**PROBLEM STATEMENT:**
Whenever a line in the records below contains "street", pick it out.
+--
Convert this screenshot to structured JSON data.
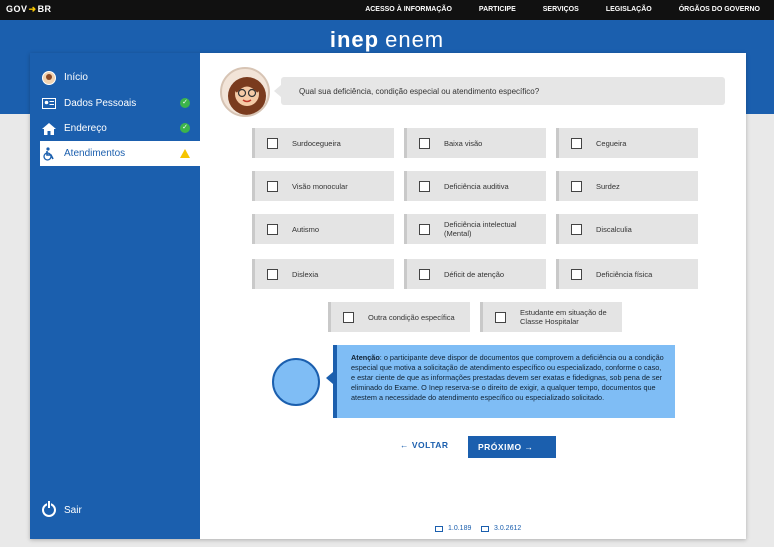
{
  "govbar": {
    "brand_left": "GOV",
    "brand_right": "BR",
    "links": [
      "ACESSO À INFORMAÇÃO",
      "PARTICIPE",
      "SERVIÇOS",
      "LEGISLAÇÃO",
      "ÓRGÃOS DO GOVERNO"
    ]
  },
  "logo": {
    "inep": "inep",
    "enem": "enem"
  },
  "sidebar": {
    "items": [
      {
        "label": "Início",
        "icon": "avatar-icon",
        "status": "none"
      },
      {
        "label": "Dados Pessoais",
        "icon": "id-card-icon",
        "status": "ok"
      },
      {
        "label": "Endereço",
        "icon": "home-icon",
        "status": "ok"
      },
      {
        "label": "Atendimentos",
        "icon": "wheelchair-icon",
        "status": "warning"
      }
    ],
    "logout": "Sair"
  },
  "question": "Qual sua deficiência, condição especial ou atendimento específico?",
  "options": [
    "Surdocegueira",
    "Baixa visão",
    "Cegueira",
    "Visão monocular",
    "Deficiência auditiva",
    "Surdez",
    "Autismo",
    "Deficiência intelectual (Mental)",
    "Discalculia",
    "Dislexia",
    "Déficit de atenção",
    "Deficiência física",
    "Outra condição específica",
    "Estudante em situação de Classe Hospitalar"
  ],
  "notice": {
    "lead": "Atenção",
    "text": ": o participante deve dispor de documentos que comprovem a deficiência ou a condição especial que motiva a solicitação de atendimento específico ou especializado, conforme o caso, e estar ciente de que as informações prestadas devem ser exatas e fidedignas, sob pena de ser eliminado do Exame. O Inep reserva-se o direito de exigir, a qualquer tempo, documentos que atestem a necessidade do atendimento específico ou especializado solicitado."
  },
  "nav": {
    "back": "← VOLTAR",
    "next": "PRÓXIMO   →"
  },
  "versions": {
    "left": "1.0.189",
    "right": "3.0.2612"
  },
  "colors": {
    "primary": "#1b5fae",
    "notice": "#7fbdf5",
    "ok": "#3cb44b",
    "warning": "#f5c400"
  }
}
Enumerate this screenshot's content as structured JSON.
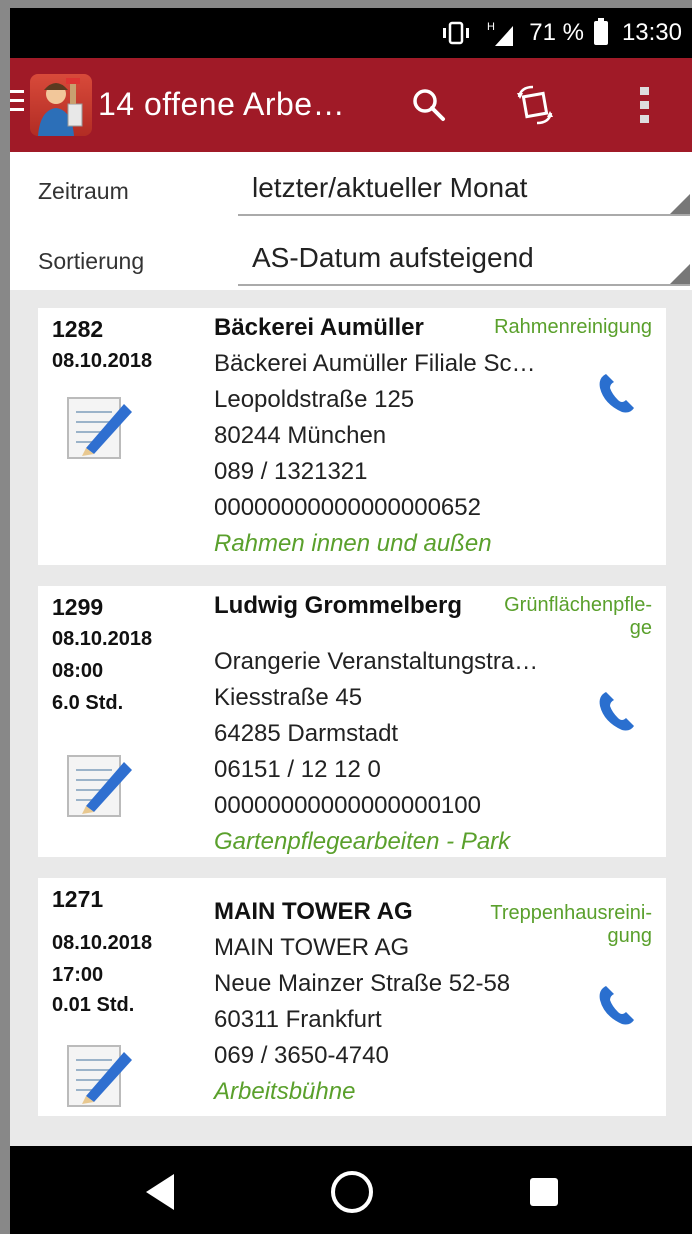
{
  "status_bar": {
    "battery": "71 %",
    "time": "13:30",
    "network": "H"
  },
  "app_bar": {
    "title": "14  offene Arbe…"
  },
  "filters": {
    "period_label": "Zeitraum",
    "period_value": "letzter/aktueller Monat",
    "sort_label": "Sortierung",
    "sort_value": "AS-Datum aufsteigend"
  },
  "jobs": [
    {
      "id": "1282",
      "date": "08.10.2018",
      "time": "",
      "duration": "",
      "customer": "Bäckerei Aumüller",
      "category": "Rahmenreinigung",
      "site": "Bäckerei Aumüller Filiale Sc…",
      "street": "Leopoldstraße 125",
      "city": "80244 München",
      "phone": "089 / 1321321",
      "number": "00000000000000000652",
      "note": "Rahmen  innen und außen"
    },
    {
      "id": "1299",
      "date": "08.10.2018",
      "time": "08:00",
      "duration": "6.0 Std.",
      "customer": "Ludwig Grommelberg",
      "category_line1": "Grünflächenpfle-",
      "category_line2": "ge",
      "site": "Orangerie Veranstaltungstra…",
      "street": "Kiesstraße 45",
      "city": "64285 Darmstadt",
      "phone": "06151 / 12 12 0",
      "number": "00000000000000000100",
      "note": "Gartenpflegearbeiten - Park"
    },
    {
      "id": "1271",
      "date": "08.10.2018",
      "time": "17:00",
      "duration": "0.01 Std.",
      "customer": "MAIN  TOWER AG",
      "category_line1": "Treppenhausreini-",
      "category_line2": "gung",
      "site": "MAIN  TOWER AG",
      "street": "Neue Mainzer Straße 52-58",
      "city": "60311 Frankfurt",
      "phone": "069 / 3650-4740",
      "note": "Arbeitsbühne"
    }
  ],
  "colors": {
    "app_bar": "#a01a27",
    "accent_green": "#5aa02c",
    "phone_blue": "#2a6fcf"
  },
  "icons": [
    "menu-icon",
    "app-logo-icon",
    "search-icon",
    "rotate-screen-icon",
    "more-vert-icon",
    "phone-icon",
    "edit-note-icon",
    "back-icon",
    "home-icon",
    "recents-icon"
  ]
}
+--
**OUTPUT FOR THIS TASK:**
      "street": "Leopoldstraße 125",
      "street": "Kiesstraße 45",
      "street": "Neue Mainzer Straße 52-58",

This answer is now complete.